“With no fiber to encapsulate those sugars, there is a reliance on the fat and protein content from the dairy milk, to slow down the blood sugar rush this drink will undoubtedly drive,” Burrows explains. “However, many people will opt to swap dairy milk for an alternative like oat milk, for example, which would reduce the fat and protein content and further add to the high sugar volume.”
The good news? Chai does have some health benefits. It has anti-inflammatory properties and contains anti-oxidants that can protect cells from damage.
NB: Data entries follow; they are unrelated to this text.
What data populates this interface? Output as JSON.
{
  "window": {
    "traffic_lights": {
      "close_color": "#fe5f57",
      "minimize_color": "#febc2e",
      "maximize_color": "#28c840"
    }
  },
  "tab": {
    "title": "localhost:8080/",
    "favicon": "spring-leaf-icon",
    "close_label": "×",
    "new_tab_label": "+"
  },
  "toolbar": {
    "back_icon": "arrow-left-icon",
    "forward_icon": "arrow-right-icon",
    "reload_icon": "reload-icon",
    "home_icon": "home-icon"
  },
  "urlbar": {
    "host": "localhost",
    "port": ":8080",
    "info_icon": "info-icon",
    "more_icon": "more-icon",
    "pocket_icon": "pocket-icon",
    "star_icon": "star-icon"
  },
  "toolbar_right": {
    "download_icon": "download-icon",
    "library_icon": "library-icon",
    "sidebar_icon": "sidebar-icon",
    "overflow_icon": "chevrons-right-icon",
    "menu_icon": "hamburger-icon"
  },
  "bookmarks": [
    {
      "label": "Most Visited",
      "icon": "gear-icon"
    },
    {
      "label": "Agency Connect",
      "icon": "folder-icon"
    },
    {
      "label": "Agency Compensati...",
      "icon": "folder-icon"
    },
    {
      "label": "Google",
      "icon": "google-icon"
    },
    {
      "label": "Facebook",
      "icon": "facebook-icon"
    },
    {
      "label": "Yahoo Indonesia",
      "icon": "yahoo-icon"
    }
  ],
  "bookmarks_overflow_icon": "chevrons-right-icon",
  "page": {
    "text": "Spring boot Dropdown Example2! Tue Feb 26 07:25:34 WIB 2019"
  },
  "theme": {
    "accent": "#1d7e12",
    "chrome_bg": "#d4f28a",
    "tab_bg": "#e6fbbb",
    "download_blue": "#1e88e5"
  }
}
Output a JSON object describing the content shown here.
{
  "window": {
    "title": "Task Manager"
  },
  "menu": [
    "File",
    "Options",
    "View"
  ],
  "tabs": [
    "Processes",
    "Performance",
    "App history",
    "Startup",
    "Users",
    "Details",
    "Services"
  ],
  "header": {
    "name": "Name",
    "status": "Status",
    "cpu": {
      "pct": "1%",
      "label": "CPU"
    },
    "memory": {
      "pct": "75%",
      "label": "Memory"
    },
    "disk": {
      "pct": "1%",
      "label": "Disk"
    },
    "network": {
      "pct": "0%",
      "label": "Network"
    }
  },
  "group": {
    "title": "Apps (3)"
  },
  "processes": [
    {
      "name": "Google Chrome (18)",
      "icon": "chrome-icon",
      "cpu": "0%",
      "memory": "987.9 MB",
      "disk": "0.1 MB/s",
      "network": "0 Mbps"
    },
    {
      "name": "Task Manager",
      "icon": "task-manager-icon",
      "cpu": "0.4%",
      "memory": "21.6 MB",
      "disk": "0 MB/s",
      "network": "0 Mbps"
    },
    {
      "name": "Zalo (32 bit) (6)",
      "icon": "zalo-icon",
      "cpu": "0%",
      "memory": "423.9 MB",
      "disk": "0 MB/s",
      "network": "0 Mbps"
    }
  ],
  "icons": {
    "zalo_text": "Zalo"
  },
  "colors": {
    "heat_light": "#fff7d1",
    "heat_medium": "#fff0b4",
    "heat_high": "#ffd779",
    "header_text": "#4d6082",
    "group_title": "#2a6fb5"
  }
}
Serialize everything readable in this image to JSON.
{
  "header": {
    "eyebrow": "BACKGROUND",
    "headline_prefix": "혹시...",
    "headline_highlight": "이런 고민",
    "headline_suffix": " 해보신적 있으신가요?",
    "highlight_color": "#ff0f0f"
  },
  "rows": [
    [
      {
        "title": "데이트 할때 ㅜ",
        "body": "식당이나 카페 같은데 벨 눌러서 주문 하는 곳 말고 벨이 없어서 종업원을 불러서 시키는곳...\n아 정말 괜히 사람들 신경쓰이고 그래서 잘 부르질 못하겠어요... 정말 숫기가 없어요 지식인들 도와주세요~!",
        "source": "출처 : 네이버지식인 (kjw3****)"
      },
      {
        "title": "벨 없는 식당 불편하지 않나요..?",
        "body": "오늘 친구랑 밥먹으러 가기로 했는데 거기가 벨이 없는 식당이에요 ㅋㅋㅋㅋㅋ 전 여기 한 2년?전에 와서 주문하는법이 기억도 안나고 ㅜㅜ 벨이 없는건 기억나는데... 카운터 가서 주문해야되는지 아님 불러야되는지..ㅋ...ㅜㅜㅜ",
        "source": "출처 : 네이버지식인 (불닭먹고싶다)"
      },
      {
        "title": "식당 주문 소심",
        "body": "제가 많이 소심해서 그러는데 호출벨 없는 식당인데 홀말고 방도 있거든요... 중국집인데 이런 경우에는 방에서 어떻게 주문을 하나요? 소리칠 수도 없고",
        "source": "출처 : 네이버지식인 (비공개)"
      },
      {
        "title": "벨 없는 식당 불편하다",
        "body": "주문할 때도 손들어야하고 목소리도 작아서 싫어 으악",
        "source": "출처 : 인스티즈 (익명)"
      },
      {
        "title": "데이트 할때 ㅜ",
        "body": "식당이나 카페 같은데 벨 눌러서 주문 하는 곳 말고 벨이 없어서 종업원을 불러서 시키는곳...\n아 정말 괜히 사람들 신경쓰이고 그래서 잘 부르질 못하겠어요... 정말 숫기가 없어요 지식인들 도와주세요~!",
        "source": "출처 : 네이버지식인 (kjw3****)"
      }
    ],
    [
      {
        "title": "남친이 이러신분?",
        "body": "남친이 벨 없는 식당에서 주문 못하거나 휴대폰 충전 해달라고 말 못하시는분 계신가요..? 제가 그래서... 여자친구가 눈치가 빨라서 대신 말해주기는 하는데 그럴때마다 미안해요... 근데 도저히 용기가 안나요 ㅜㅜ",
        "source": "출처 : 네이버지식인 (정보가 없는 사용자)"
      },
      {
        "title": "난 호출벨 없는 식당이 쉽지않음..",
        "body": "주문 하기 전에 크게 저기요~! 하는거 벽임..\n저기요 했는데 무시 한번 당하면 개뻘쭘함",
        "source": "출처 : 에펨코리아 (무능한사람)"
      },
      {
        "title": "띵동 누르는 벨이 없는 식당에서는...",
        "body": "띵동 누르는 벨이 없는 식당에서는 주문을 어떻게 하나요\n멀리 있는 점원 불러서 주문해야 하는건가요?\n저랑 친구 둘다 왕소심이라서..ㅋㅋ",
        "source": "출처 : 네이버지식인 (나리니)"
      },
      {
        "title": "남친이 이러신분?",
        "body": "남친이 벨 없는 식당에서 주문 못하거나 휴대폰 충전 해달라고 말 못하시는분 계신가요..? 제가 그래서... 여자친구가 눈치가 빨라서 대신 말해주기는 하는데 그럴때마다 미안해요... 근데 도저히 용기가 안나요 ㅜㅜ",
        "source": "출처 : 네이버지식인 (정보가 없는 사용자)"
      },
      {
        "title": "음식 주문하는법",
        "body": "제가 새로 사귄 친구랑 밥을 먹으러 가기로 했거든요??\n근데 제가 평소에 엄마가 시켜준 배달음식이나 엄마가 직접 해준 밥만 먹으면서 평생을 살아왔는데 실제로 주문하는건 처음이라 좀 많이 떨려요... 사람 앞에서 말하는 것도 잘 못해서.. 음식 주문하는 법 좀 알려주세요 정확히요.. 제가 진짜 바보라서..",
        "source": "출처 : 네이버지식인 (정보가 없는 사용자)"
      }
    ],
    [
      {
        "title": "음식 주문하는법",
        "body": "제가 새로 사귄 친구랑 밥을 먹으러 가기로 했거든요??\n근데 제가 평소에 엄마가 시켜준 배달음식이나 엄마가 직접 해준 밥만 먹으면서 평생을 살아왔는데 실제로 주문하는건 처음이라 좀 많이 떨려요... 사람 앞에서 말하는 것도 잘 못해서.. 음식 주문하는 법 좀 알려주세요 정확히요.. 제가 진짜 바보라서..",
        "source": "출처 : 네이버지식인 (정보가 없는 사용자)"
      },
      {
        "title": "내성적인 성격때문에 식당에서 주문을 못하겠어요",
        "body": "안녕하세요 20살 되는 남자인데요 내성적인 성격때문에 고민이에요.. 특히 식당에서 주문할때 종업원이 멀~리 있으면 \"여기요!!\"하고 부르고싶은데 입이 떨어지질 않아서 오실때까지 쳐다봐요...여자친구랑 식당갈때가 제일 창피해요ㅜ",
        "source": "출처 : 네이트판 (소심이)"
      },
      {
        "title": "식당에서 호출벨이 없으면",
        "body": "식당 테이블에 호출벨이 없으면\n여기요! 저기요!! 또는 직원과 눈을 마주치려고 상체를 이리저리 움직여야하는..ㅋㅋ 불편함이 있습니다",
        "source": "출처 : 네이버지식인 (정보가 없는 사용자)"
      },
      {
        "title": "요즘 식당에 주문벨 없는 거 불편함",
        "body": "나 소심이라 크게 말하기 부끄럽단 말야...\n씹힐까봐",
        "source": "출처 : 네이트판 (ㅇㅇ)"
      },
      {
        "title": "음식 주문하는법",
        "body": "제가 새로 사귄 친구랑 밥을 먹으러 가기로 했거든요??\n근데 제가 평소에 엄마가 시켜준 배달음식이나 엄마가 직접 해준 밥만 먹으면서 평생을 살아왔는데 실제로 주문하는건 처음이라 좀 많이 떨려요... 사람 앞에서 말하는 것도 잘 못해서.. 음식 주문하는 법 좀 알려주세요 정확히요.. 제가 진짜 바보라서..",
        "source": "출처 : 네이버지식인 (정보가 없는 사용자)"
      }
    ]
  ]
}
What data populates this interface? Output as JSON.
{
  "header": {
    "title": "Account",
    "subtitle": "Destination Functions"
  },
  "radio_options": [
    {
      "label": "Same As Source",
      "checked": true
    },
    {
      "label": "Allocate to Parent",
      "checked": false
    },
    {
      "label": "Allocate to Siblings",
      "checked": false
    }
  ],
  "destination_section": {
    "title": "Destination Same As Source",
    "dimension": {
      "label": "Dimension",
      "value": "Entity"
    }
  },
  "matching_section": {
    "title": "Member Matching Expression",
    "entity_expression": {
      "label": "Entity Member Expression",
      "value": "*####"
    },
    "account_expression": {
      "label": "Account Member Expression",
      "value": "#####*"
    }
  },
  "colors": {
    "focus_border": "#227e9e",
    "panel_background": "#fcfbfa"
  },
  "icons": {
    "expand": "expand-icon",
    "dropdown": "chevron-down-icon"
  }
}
“The chai tea concentrate, made by an infusion of black tea, cardamom, black pepper, ginger, cinnamon, cloves, and star anise, is the leading health benefit in this drink as these natural spices contain anti-inflammatory and anti-microbial properties, perfect for colder, more immune-demanding months,” says Burrows. “However, we are only assuming natural spices were used in the making of this infusion, as it’s not clear on the ingredients list,” she adds.
Before you get too excited about these potential health benefits, Burrows says, “the sugar and honey that is included in the chai tea concentrate adds to the whopping 66g of free sugars. “This dilutes the potential benefits of the spices as sugar is inflammatory to the body, especially in this quantity.”
Healthier Iced Pumpkin Chai Latte
- Unsweetened almond milk or skim milk
- 1 tbsp pumpkin puree
- 1 tsp honey or maple syrup
- 1/4 tsp cinnamon
- 1/8 tsp nutmeg
- 1 chai tea bag or 2 tsp chai tea concentrate
- Dash of vanilla extract
- Brew a strong cup of chai tea and let cool slightly.
- Fill a glass with ice.
- In a blender, combine almond milk, pumpkin puree, honey/maple syrup, cinnamon, nutmeg and vanilla. Blend until smooth.
- Pour chai tea and pumpkin blend over ice.
- Garnish with a dusting of cinnamon.
The Bottom Line
These drinks are far from healthy. Perhaps that won’t come as much of a surprise. That doesn’t mean you can’t ever enjoy them. Instead, consider them an occasional treat, and remember their nutritional content needs to be considered as part of your overall energy intake.
“While Starbucks’ seasonal drinks may be delicious and tempting, it’s essential to approach them with a discerning eye from a nutritional perspective,” warns Stricoff. “Many of these drinks are notably high in calories and added sugars, which, when consumed frequently, can be counterproductive to health goals. As they provide minimal nutritional value, they are best enjoyed in moderation.” Or you just opt to make them at home with healthier ingredients!